But mostly, I’ll remember her for being sweet and kind and gentle. As we all said our goodbyes to her that unexpected and fateful recent Sunday afternoon, her milky eyes took in our love for her and returned it. Eleven years of unconditional love is quite a thing to behold. And there’s so much we humans can learn from dogs, especially golden retrievers – enthusiasm, forgiveness, the art of laziness and more (all of which I blogged about last year, you can read it here.)
My grief aside, it’s been fascinating and heartbreaking observing my family deal with this. My husband mourns quite privately: he feels Angel’s absence most because, in reality, he actually spent more time with her over the last 11 years than with me, his wife. As for our kids, well this is their first tangible experience with death.
My 6 year-old daughter seemed to deal with it at first by just facing the facts. “Now we only have a cat,” and “We’ll never go to the doggy park again,” she exclaimed that evening. Two days later, upon observing Angel’s grave, she asked: “I wonder what she’s doing down there?” The next day she inquired as to when Angel was “coming out of her hole?” We did our best to explain again that death meant Angel’s body had stopped working and that when animals and people die, we usually bury their bodies in the ground. She thought about this, then countered with some muddled explanation about the messiah and Jesus’ birthday and everything and everyone rising up again. (Oy, can you tell she’s a tad confused on the religious front having a Jewish Mom and a Catholic Dad?!) I’m seriously concerned that she actually expects Angel to suddenly re-appear on Christmas Day.
For my 9 year-old son, it has been much more visceral and heart-wrenching. The evening that followed Angel’s death, he didn’t cry. He was very quiet, processing. That night was filled with bad dreams. He did not want to go to school the next day. Each day has been better though. He draws her a lot but doesn’t like to talk about her. One moment, he’s his happy, carefree self and then all of a sudden he remembers and is somber. He explained to me the other day, after a particularly tough evening when he and his sister were in bickering/whiny overdrive, that he was grumpy on the outside because he was sad on the inside, which made my heart hurt. But I do see progress in his journey of grief. This morning, he woke up with a big smile announcing he’d had the best dream ever. “Angel was young and fluffy and happy,” he explained!
Already people have asked us if we’ll get another dog. I guess that’s a natural question. Personally, I’m not ready to even go there yet. It’s not even been two weeks. Every day, when I come downstairs in the morning, I’m jolted by the realization she’s not here. Coming home is hard too, when she’s not there and so incredibly pleased to see us. I’m haunted by the absence of her: last night I was sure I heard the jingle of her collar. I feel the fictitious brush of her fur against my leg. I sense the gentle breeze and the glimpse of a shadow of a wagging tail. I’ve heard similar stories from other families who have lost their pets.

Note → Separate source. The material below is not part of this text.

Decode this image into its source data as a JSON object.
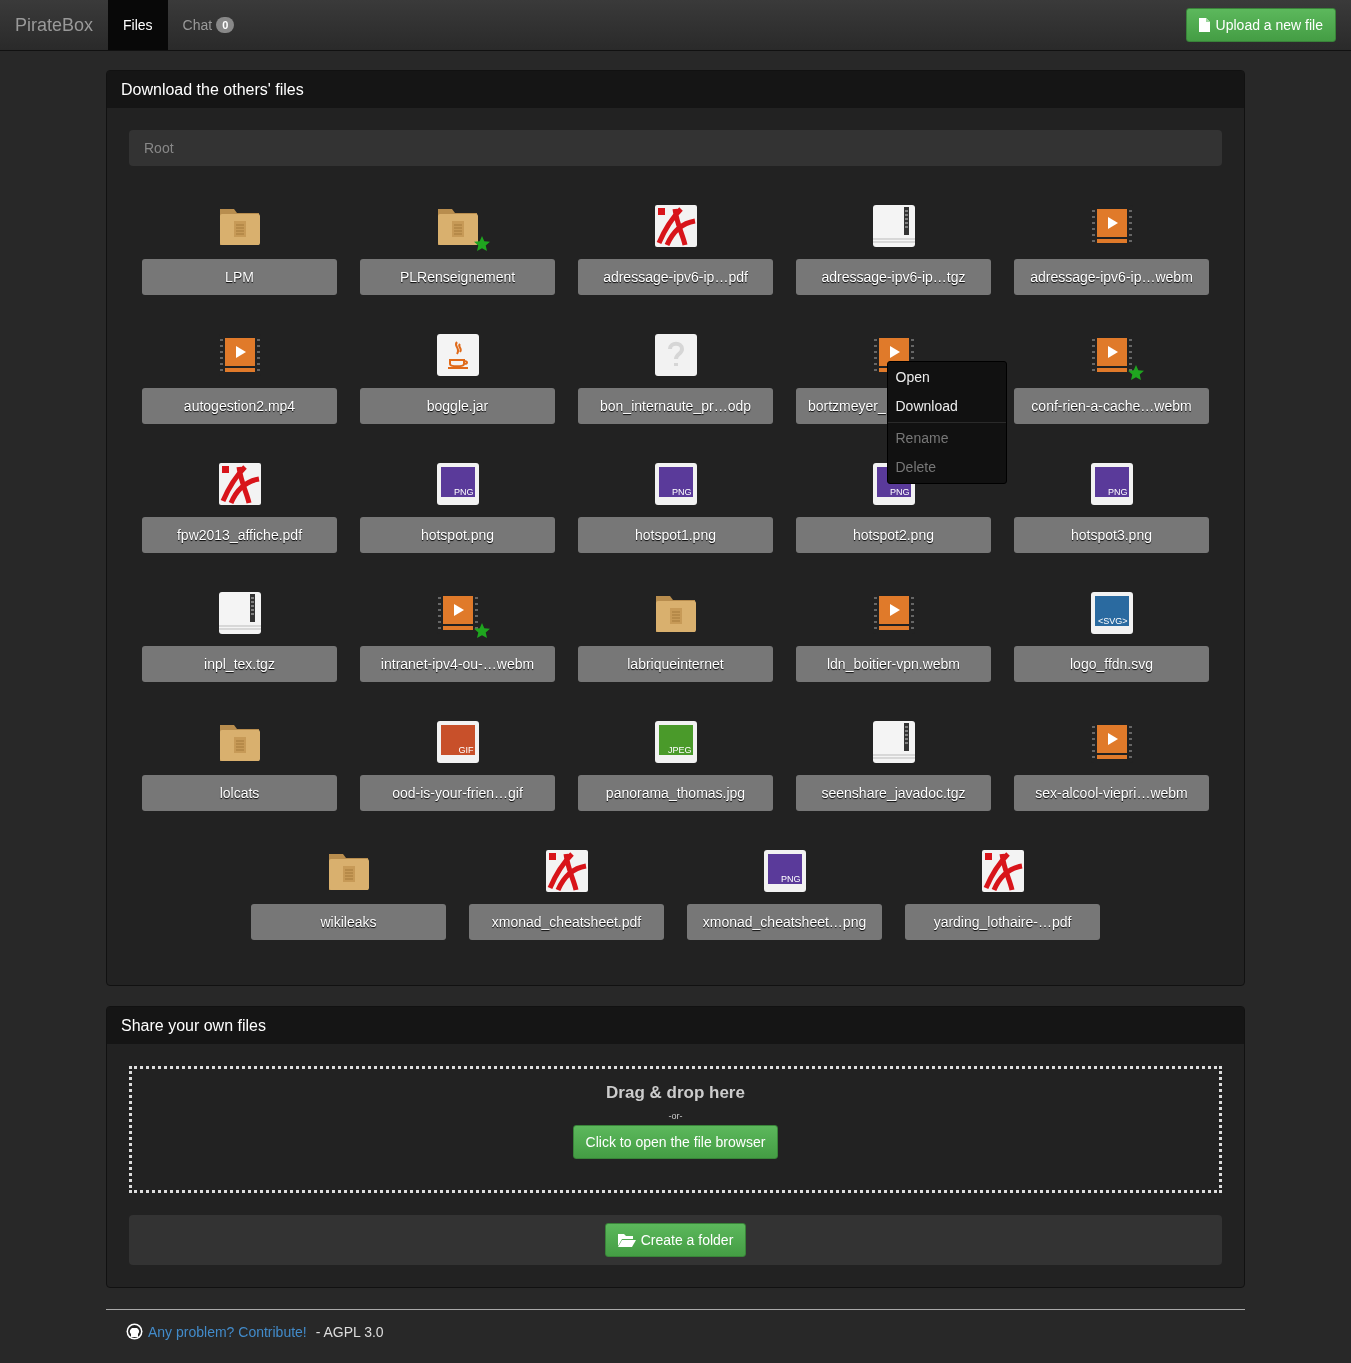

I’m not quite sure how to bring this post to its conclusion. The cat rejoices in her new domination of the homestead. There are more crumbs on the kitchen floor than before. There’s no barking when Fedex delivers. Angel’s life force is missing from this house and the absence is deep. But she had a great life. She had regular meals, treats, walks, belly rubs, ear scratches. And, most of all, she was loved.